Anyway, my food choices are ok. Kind of a two steps forward, one step back deal. I was ill recently, and got very lazy and ate out more frequently than I had been because I didn't have the energy to prepare food. I've also had some white rice and flour, which I had eschewed totally for a while. I'm seriously considering eliminating grains entirely for a while, maybe a week or two. I just feel so gross after eating crappy starchy food. I'll focus on more greens, fewer fruits (which I tend to overeat at times) and good quality meats and eggs. I'm also planning on experimenting with EFT, which may be kind of hokey, but so am I often.

It's unfortunate, though, if I avoid grains, because I just started making sourdough bread, and was hoping to keep working on it. My first loaf was pretty ok- dense, which I can work on, but slightly sour in taste and pretty nice.

On the positive side, I remember a week or two ago, I hadn't had grains all day, or most of the day, and had some coconut oil and felt energized in a different sort of way from carb-energy. Sort of a cleaner-fueling energy, if that makes sense. I was barely conscious of it, but with more time away from grains and with green, I suspect I'll have a chance to explore it more.
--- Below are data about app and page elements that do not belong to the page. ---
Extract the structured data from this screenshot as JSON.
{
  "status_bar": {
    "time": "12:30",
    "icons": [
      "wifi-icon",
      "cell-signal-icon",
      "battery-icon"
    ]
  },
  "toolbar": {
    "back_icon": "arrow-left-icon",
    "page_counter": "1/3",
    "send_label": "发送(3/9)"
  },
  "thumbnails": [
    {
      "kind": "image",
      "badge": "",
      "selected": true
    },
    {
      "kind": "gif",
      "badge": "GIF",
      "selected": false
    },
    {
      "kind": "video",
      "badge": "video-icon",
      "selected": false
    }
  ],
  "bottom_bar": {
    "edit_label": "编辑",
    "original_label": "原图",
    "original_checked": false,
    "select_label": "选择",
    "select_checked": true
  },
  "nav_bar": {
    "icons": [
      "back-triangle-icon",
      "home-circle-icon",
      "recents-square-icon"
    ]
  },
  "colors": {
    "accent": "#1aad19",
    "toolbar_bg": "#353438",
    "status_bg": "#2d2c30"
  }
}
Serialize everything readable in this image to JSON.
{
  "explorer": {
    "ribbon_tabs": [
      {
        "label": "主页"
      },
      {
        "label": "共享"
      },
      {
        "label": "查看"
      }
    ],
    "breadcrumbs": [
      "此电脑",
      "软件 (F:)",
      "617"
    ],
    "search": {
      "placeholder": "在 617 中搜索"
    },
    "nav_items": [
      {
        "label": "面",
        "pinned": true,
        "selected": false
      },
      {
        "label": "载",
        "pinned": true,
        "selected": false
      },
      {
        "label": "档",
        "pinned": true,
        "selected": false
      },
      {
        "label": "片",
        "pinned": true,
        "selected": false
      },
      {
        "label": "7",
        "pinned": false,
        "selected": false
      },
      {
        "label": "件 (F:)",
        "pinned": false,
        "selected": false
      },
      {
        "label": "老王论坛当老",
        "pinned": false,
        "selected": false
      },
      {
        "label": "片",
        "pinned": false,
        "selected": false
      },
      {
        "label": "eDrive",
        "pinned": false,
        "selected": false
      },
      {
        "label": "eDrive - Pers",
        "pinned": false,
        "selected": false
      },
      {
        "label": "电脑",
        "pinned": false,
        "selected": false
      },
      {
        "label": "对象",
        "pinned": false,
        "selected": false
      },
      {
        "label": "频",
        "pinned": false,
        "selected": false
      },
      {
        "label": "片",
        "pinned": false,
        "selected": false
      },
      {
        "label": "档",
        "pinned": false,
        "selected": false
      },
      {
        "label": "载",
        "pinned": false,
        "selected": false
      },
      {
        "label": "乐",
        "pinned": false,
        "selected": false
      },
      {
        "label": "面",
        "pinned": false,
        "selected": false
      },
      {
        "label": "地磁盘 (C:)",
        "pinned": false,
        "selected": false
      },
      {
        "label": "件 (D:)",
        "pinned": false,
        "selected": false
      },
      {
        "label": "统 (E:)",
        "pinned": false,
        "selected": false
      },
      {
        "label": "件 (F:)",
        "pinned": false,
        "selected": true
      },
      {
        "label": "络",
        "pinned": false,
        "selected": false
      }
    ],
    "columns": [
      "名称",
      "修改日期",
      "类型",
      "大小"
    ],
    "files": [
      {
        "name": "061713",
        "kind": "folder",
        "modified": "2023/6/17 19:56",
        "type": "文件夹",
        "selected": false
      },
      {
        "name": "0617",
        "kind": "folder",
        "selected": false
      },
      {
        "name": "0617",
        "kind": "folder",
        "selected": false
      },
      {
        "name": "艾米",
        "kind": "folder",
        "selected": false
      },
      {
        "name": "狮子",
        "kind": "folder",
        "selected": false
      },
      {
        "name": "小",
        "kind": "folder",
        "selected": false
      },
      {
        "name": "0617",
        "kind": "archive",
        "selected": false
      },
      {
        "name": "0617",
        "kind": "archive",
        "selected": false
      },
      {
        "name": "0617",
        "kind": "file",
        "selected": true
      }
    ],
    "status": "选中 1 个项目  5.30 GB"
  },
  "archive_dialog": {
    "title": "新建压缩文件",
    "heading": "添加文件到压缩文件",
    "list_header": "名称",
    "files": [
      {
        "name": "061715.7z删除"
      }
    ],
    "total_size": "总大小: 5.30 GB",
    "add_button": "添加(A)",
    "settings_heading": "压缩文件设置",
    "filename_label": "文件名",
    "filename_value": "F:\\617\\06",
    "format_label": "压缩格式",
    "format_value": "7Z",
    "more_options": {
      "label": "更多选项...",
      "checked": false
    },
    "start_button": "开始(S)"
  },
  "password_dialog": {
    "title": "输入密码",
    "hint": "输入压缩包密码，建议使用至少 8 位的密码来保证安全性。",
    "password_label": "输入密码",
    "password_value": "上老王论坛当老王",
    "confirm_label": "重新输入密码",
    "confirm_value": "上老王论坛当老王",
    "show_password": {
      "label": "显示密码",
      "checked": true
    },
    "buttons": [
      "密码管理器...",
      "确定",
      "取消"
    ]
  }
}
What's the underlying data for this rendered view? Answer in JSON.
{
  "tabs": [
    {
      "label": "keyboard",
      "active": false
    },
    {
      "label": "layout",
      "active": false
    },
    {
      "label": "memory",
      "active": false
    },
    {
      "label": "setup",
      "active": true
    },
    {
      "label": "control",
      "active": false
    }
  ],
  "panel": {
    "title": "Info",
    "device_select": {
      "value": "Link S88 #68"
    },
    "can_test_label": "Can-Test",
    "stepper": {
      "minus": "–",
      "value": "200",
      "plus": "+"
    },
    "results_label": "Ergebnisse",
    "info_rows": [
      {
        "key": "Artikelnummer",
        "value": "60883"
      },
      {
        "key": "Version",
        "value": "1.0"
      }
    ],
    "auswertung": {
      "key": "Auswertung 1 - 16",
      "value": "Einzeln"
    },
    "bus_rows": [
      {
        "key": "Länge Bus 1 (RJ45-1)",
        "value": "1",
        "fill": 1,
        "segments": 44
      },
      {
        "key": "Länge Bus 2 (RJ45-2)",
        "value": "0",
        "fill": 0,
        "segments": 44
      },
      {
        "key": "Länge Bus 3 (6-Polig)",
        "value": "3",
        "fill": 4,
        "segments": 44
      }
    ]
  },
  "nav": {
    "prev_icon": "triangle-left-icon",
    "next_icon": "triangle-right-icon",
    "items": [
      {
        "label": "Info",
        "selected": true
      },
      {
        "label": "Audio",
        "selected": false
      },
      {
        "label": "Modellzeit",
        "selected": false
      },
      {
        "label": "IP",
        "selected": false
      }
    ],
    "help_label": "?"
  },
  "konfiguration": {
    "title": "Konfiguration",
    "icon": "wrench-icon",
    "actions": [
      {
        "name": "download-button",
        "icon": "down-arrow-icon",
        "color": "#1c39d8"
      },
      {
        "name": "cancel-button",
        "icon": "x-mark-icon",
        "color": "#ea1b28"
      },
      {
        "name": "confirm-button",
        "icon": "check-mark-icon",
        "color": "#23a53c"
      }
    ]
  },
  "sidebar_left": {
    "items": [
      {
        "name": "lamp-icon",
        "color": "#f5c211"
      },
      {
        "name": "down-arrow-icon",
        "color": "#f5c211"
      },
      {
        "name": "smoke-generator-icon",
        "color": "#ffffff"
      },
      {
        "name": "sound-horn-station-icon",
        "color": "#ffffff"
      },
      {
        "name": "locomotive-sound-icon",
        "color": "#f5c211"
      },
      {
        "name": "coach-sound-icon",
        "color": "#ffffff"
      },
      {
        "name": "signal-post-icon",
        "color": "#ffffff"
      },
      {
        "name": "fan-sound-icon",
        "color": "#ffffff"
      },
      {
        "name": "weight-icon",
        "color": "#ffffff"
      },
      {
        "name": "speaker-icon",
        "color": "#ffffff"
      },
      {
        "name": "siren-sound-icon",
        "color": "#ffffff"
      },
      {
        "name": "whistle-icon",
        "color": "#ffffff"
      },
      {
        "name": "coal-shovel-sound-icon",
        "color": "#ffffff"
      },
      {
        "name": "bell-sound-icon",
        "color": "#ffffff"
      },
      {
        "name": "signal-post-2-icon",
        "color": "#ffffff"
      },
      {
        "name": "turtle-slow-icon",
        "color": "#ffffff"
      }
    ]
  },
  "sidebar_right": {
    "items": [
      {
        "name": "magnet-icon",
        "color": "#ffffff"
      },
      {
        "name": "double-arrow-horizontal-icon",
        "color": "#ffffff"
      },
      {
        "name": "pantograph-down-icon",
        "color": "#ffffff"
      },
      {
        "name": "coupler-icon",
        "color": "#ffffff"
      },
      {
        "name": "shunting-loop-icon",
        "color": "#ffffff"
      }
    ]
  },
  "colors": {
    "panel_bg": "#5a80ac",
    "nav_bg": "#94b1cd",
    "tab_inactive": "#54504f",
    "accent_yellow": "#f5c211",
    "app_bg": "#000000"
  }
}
Also, there have been some serendipitous events recently as my worldview is widening, which
is encouraging me along the way.

Much love, friends.